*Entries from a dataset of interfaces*

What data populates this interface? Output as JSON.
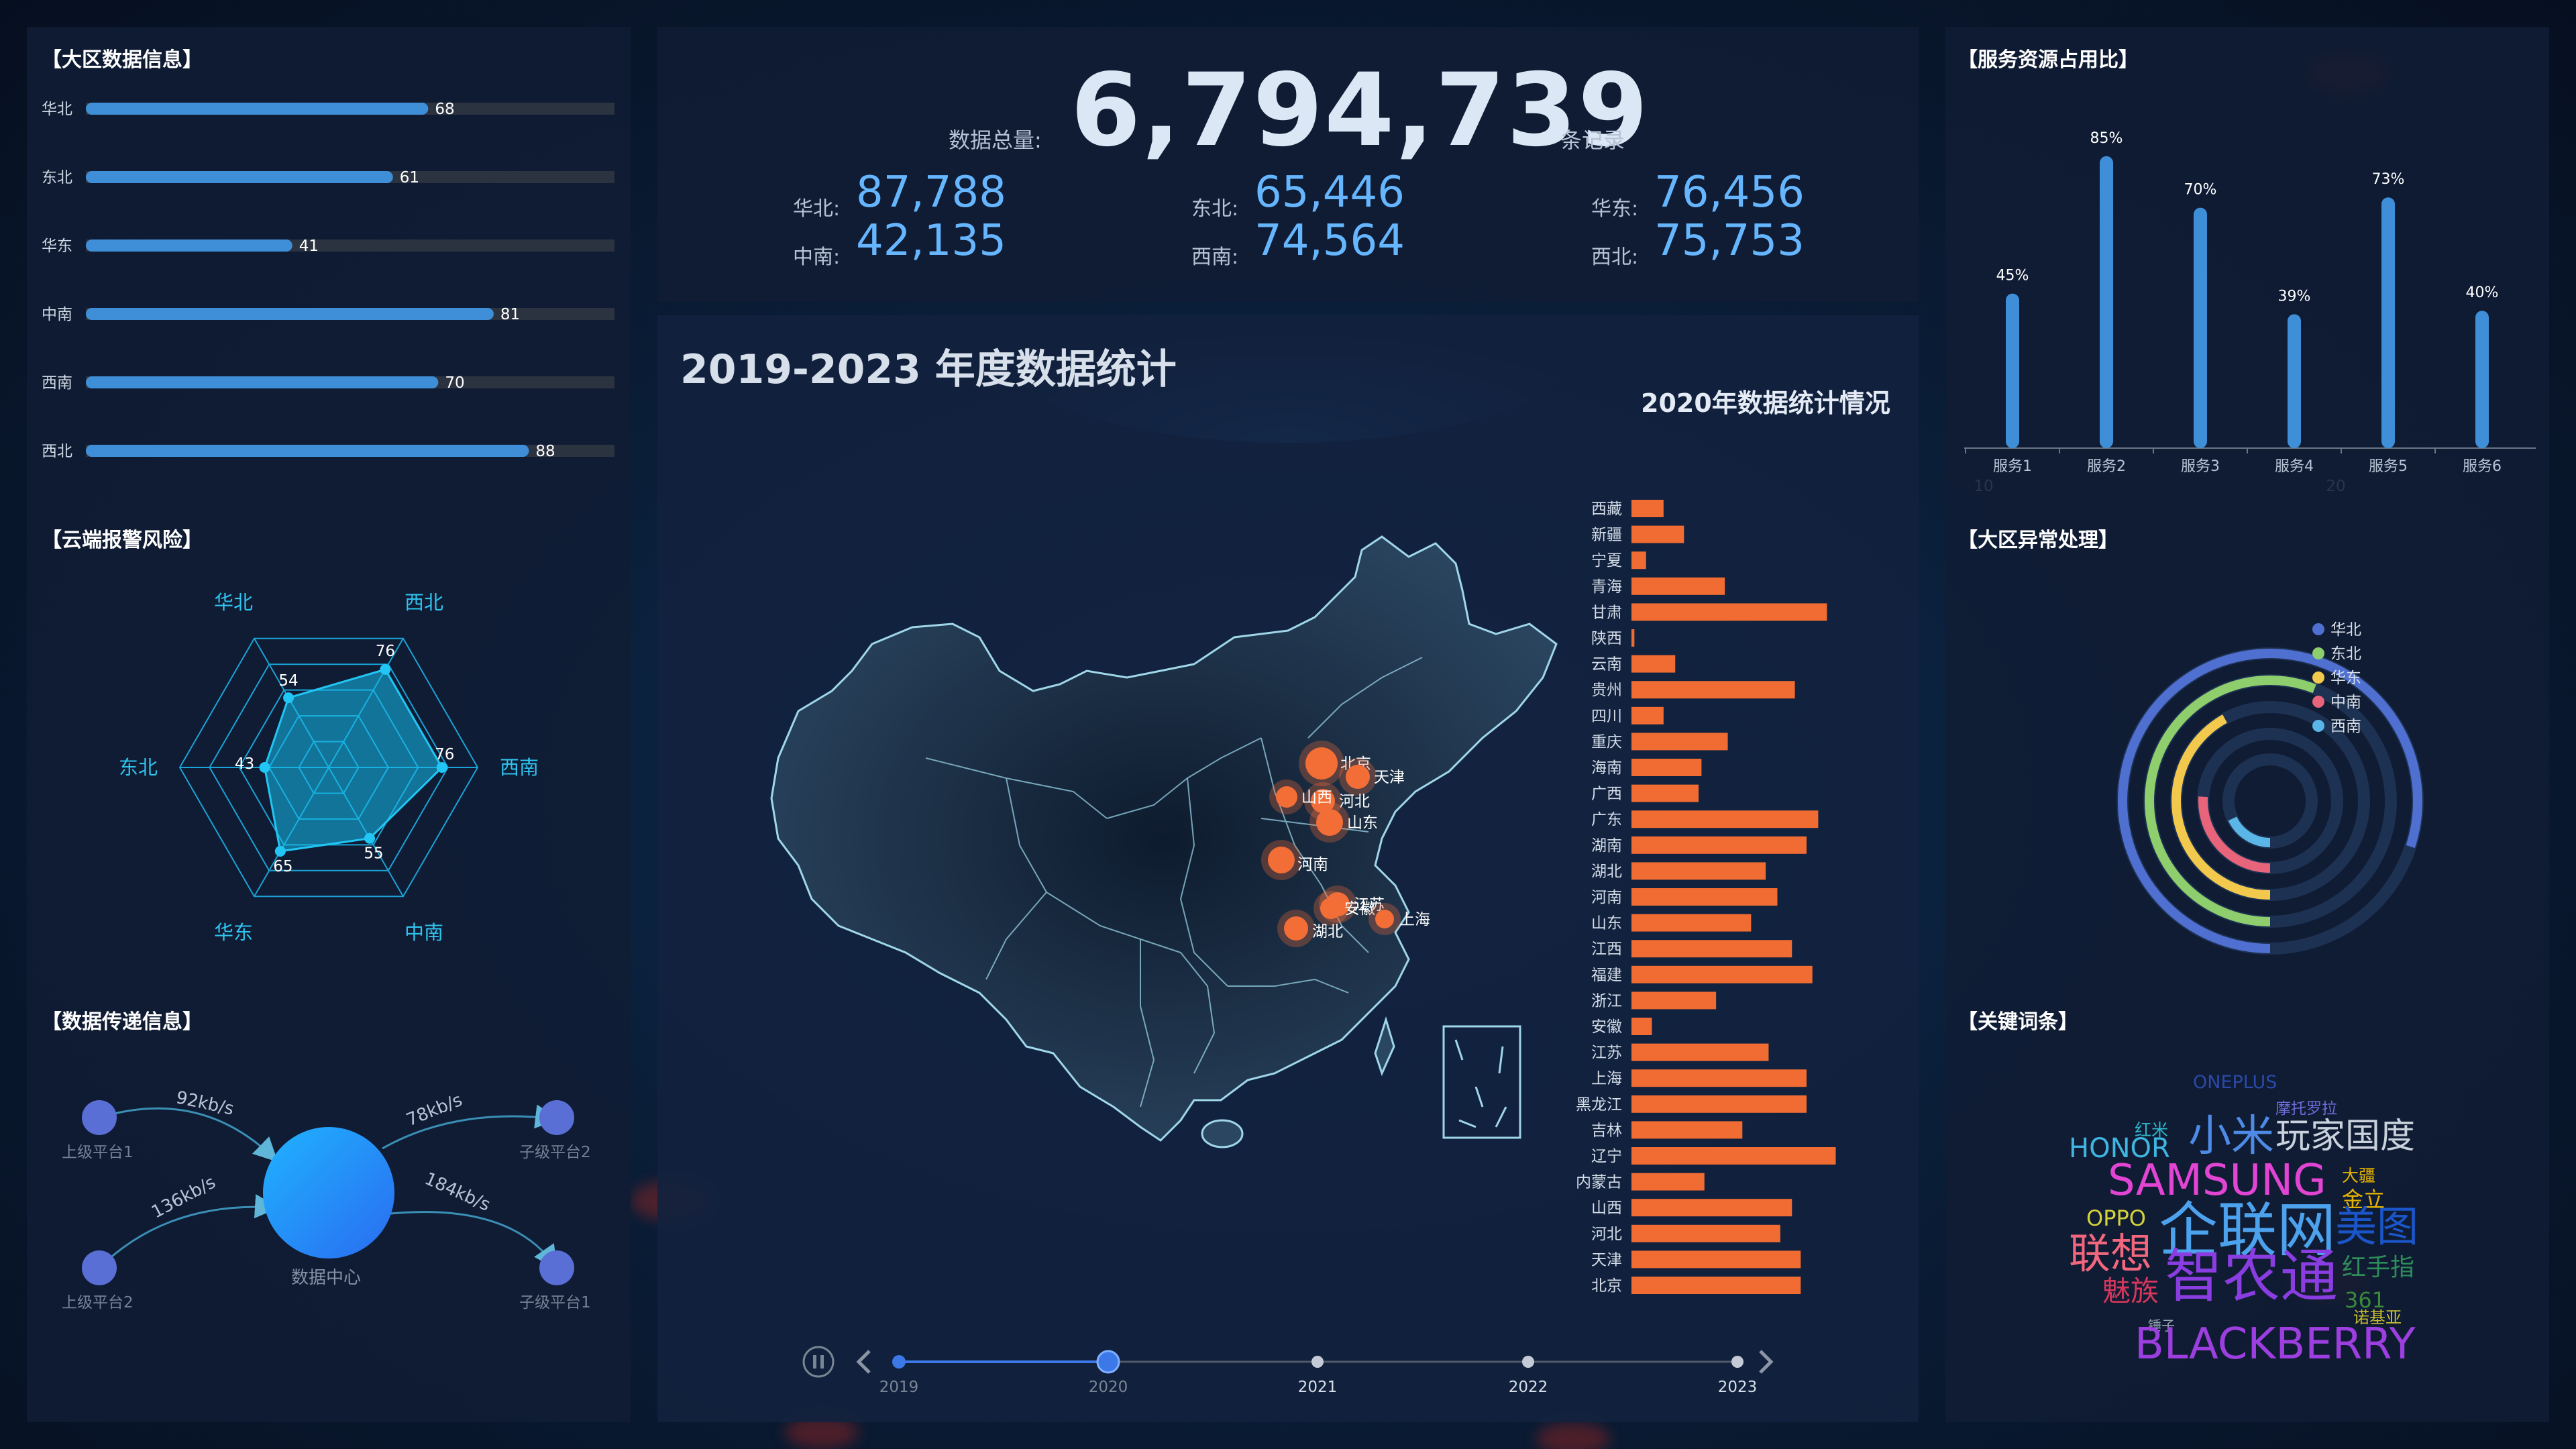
{
  "region_info": {
    "title": "【大区数据信息】",
    "chart_data": {
      "type": "bar",
      "orientation": "horizontal",
      "categories": [
        "华北",
        "东北",
        "华东",
        "中南",
        "西南",
        "西北"
      ],
      "values": [
        68,
        61,
        41,
        81,
        70,
        88
      ],
      "xlim": [
        0,
        105
      ]
    }
  },
  "cloud_risk": {
    "title": "【云端报警风险】",
    "chart_data": {
      "type": "radar",
      "indicators": [
        "华北",
        "西北",
        "西南",
        "中南",
        "华东",
        "东北"
      ],
      "values": [
        54,
        76,
        76,
        55,
        65,
        43
      ],
      "max": 100
    }
  },
  "data_transfer": {
    "title": "【数据传递信息】",
    "center_label": "数据中心",
    "nodes": [
      {
        "label": "上级平台1",
        "speed": "92kb/s"
      },
      {
        "label": "上级平台2",
        "speed": "136kb/s"
      },
      {
        "label": "子级平台2",
        "speed": "78kb/s"
      },
      {
        "label": "子级平台1",
        "speed": "184kb/s"
      }
    ]
  },
  "summary": {
    "total_label": "数据总量:",
    "total_value": "6,794,739",
    "total_unit": "条记录",
    "regions": [
      {
        "label": "华北:",
        "value": "87,788"
      },
      {
        "label": "东北:",
        "value": "65,446"
      },
      {
        "label": "华东:",
        "value": "76,456"
      },
      {
        "label": "中南:",
        "value": "42,135"
      },
      {
        "label": "西南:",
        "value": "74,564"
      },
      {
        "label": "西北:",
        "value": "75,753"
      }
    ]
  },
  "annual": {
    "title": "2019-2023 年度数据统计",
    "chart_title": "2020年数据统计情况",
    "map_points": [
      {
        "name": "北京"
      },
      {
        "name": "天津"
      },
      {
        "name": "河北"
      },
      {
        "name": "山西"
      },
      {
        "name": "山东"
      },
      {
        "name": "河南"
      },
      {
        "name": "江苏"
      },
      {
        "name": "安徽"
      },
      {
        "name": "上海"
      },
      {
        "name": "湖北"
      }
    ],
    "chart_data": {
      "type": "bar",
      "orientation": "horizontal",
      "categories": [
        "西藏",
        "新疆",
        "宁夏",
        "青海",
        "甘肃",
        "陕西",
        "云南",
        "贵州",
        "四川",
        "重庆",
        "海南",
        "广西",
        "广东",
        "湖南",
        "湖北",
        "河南",
        "山东",
        "江西",
        "福建",
        "浙江",
        "安徽",
        "江苏",
        "上海",
        "黑龙江",
        "吉林",
        "辽宁",
        "内蒙古",
        "山西",
        "河北",
        "天津",
        "北京"
      ],
      "values": [
        11,
        18,
        5,
        32,
        67,
        1,
        15,
        56,
        11,
        33,
        24,
        23,
        64,
        60,
        46,
        50,
        41,
        55,
        62,
        29,
        7,
        47,
        60,
        60,
        38,
        70,
        25,
        55,
        51,
        58,
        58
      ],
      "xticks": [
        10,
        20,
        30,
        40,
        50,
        60,
        70,
        80
      ],
      "xlim": [
        0,
        80
      ]
    },
    "timeline": {
      "years": [
        "2019",
        "2020",
        "2021",
        "2022",
        "2023"
      ],
      "current": "2020",
      "prev_icon": "chevron-left-icon",
      "next_icon": "chevron-right-icon",
      "play_icon": "pause-icon"
    }
  },
  "service_share": {
    "title": "【服务资源占用比】",
    "chart_data": {
      "type": "bar",
      "categories": [
        "服务1",
        "服务2",
        "服务3",
        "服务4",
        "服务5",
        "服务6"
      ],
      "values": [
        45,
        85,
        70,
        39,
        73,
        40
      ],
      "labels": [
        "45%",
        "85%",
        "70%",
        "39%",
        "73%",
        "40%"
      ],
      "ylim": [
        0,
        100
      ]
    }
  },
  "anomaly": {
    "title": "【大区异常处理】",
    "chart_data": {
      "type": "polar_bar",
      "series": [
        {
          "name": "华北",
          "color": "#4f6fd1",
          "value": 0.8
        },
        {
          "name": "东北",
          "color": "#8fce6c",
          "value": 0.56
        },
        {
          "name": "华东",
          "color": "#f2c94c",
          "value": 0.42
        },
        {
          "name": "中南",
          "color": "#e8647a",
          "value": 0.26
        },
        {
          "name": "西南",
          "color": "#5ab6e6",
          "value": 0.18
        }
      ]
    }
  },
  "keywords": {
    "title": "【关键词条】",
    "words": [
      {
        "text": "ONEPLUS",
        "color": "#2b49a8"
      },
      {
        "text": "摩托罗拉",
        "color": "#6d6bd8"
      },
      {
        "text": "红米",
        "color": "#2fb6c9"
      },
      {
        "text": "HONOR",
        "color": "#3fb5e2"
      },
      {
        "text": "小米",
        "color": "#4e8be6"
      },
      {
        "text": "玩家国度",
        "color": "#c9d1dc"
      },
      {
        "text": "SAMSUNG",
        "color": "#e244d4"
      },
      {
        "text": "大疆",
        "color": "#e6b400"
      },
      {
        "text": "金立",
        "color": "#e6b400"
      },
      {
        "text": "OPPO",
        "color": "#d6d33a"
      },
      {
        "text": "企联网",
        "color": "#4da2ee"
      },
      {
        "text": "美图",
        "color": "#1b56c9"
      },
      {
        "text": "联想",
        "color": "#f2677d"
      },
      {
        "text": "智农通",
        "color": "#8a3de0"
      },
      {
        "text": "红手指",
        "color": "#2e8d5a"
      },
      {
        "text": "魅族",
        "color": "#d7365d"
      },
      {
        "text": "361",
        "color": "#3a8a3a"
      },
      {
        "text": "锤子",
        "color": "#9aa6b6"
      },
      {
        "text": "诺基亚",
        "color": "#c9bf30"
      },
      {
        "text": "BLACKBERRY",
        "color": "#9d3fe0"
      }
    ]
  }
}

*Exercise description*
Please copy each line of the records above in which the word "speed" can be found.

*Written response*
        "speed": "92kb/s"
        "speed": "136kb/s"
        "speed": "78kb/s"
        "speed": "184kb/s"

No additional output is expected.